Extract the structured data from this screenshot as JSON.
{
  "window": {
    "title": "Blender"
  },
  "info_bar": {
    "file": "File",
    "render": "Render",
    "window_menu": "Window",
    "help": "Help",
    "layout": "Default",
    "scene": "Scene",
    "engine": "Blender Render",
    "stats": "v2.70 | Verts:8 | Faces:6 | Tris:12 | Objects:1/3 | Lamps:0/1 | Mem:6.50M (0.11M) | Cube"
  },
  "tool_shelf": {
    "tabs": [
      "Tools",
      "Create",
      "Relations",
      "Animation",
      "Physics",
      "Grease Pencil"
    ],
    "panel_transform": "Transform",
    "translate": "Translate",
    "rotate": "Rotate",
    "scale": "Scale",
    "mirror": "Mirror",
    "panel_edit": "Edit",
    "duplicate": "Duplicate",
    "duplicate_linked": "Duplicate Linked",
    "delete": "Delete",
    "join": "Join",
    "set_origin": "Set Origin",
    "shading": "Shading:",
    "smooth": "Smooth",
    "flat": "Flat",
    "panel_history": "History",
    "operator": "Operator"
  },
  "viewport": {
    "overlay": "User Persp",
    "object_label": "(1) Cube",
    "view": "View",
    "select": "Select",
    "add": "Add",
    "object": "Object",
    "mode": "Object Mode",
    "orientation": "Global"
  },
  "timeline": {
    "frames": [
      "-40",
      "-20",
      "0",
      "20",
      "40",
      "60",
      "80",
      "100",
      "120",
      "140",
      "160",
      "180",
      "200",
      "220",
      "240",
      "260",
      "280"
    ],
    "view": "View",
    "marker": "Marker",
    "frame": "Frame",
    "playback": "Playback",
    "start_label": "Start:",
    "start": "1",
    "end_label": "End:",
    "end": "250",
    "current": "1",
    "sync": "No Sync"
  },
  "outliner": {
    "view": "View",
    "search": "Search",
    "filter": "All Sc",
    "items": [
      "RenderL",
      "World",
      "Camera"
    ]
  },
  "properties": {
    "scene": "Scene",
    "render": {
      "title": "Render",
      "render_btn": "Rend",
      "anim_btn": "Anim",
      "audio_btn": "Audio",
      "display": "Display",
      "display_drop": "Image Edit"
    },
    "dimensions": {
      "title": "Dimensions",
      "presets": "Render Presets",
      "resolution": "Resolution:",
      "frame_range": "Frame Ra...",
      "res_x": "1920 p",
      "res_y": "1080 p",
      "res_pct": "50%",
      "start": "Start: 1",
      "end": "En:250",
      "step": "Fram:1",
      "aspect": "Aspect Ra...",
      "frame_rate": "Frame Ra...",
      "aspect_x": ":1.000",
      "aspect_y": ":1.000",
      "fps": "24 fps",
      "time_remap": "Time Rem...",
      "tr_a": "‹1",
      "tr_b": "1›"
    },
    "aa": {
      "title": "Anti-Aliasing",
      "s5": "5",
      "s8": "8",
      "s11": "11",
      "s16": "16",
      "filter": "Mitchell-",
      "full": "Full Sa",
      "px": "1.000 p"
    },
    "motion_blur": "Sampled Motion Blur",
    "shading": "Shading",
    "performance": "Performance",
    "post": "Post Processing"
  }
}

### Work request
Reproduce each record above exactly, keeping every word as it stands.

### Written reply
Extract the structured data from this screenshot as JSON.
{
  "window": {
    "title": "Blender"
  },
  "info_bar": {
    "file": "File",
    "render": "Render",
    "window_menu": "Window",
    "help": "Help",
    "layout": "Default",
    "scene": "Scene",
    "engine": "Blender Render",
    "stats": "v2.70 | Verts:8 | Faces:6 | Tris:12 | Objects:1/3 | Lamps:0/1 | Mem:6.50M (0.11M) | Cube"
  },
  "tool_shelf": {
    "tabs": [
      "Tools",
      "Create",
      "Relations",
      "Animation",
      "Physics",
      "Grease Pencil"
    ],
    "panel_transform": "Transform",
    "translate": "Translate",
    "rotate": "Rotate",
    "scale": "Scale",
    "mirror": "Mirror",
    "panel_edit": "Edit",
    "duplicate": "Duplicate",
    "duplicate_linked": "Duplicate Linked",
    "delete": "Delete",
    "join": "Join",
    "set_origin": "Set Origin",
    "shading": "Shading:",
    "smooth": "Smooth",
    "flat": "Flat",
    "panel_history": "History",
    "operator": "Operator"
  },
  "viewport": {
    "overlay": "User Persp",
    "object_label": "(1) Cube",
    "view": "View",
    "select": "Select",
    "add": "Add",
    "object": "Object",
    "mode": "Object Mode",
    "orientation": "Global"
  },
  "timeline": {
    "frames": [
      "-40",
      "-20",
      "0",
      "20",
      "40",
      "60",
      "80",
      "100",
      "120",
      "140",
      "160",
      "180",
      "200",
      "220",
      "240",
      "260",
      "280"
    ],
    "view": "View",
    "marker": "Marker",
    "frame": "Frame",
    "playback": "Playback",
    "start_label": "Start:",
    "start": "1",
    "end_label": "End:",
    "end": "250",
    "current": "1",
    "sync": "No Sync"
  },
  "outliner": {
    "view": "View",
    "search": "Search",
    "filter": "All Sc",
    "items": [
      "RenderL",
      "World",
      "Camera"
    ]
  },
  "properties": {
    "scene": "Scene",
    "render": {
      "title": "Render",
      "render_btn": "Rend",
      "anim_btn": "Anim",
      "audio_btn": "Audio",
      "display": "Display",
      "display_drop": "Image Edit"
    },
    "dimensions": {
      "title": "Dimensions",
      "presets": "Render Presets",
      "resolution": "Resolution:",
      "frame_range": "Frame Ra...",
      "res_x": "1920 p",
      "res_y": "1080 p",
      "res_pct": "50%",
      "start": "Start: 1",
      "end": "En:250",
      "step": "Fram:1",
      "aspect": "Aspect Ra...",
      "frame_rate": "Frame Ra...",
      "aspect_x": ":1.000",
      "aspect_y": ":1.000",
      "fps": "24 fps",
      "time_remap": "Time Rem...",
      "tr_a": "‹1",
      "tr_b": "1›"
    },
    "aa": {
      "title": "Anti-Aliasing",
      "s5": "5",
      "s8": "8",
      "s11": "11",
      "s16": "16",
      "filter": "Mitchell-",
      "full": "Full Sa",
      "px": "1.000 p"
    },
    "motion_blur": "Sampled Motion Blur",
    "shading": "Shading",
    "performance": "Performance",
    "post": "Post Processing"
  }
}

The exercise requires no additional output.